**Problem requirements**: Copy all entries without alteration and skip the pictures they hold.

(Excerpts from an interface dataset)
○ ○ ○
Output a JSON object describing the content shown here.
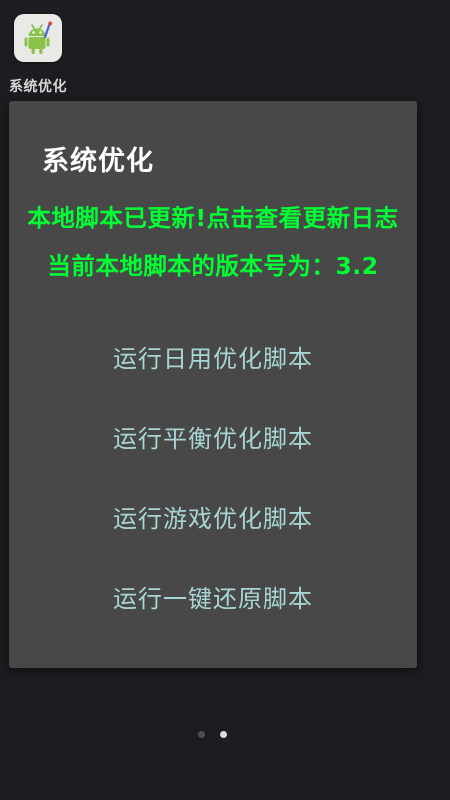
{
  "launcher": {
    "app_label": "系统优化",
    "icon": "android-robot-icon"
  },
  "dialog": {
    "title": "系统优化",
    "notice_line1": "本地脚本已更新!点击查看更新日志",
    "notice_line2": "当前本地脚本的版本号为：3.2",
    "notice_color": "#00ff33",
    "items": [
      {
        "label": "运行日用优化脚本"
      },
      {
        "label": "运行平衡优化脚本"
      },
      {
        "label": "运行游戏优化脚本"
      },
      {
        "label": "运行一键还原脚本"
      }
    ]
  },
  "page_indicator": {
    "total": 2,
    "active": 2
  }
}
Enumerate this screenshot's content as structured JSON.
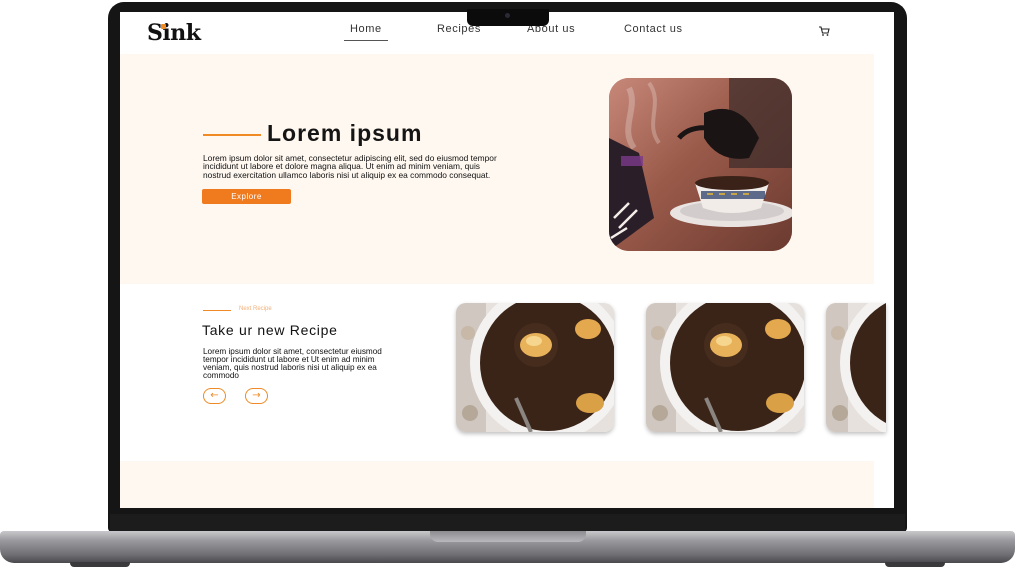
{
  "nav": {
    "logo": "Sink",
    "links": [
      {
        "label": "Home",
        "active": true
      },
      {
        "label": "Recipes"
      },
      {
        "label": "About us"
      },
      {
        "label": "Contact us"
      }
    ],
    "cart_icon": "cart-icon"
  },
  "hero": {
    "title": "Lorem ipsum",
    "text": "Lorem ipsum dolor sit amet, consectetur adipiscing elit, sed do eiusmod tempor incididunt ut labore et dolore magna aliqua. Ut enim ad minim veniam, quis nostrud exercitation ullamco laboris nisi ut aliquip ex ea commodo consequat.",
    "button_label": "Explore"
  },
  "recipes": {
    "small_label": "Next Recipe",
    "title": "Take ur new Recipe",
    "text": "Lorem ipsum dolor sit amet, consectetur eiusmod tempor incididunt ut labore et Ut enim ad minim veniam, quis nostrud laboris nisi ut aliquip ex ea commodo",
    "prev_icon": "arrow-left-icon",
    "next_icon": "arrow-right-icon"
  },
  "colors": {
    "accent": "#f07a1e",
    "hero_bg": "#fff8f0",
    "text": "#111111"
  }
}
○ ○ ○
**Written response**:
Output a JSON object describing the content shown here.
{
  "launcher": {
    "app_label": "系统优化",
    "icon": "android-robot-icon"
  },
  "dialog": {
    "title": "系统优化",
    "notice_line1": "本地脚本已更新!点击查看更新日志",
    "notice_line2": "当前本地脚本的版本号为：3.2",
    "notice_color": "#00ff33",
    "items": [
      {
        "label": "运行日用优化脚本"
      },
      {
        "label": "运行平衡优化脚本"
      },
      {
        "label": "运行游戏优化脚本"
      },
      {
        "label": "运行一键还原脚本"
      }
    ]
  },
  "page_indicator": {
    "total": 2,
    "active": 2
  }
}
Enumerate this screenshot's content as structured JSON.
{
  "nav": {
    "logo": "Sink",
    "links": [
      {
        "label": "Home",
        "active": true
      },
      {
        "label": "Recipes"
      },
      {
        "label": "About us"
      },
      {
        "label": "Contact us"
      }
    ],
    "cart_icon": "cart-icon"
  },
  "hero": {
    "title": "Lorem ipsum",
    "text": "Lorem ipsum dolor sit amet, consectetur adipiscing elit, sed do eiusmod tempor incididunt ut labore et dolore magna aliqua. Ut enim ad minim veniam, quis nostrud exercitation ullamco laboris nisi ut aliquip ex ea commodo consequat.",
    "button_label": "Explore"
  },
  "recipes": {
    "small_label": "Next Recipe",
    "title": "Take ur new Recipe",
    "text": "Lorem ipsum dolor sit amet, consectetur eiusmod tempor incididunt ut labore et Ut enim ad minim veniam, quis nostrud laboris nisi ut aliquip ex ea commodo",
    "prev_icon": "arrow-left-icon",
    "next_icon": "arrow-right-icon"
  },
  "colors": {
    "accent": "#f07a1e",
    "hero_bg": "#fff8f0",
    "text": "#111111"
  }
}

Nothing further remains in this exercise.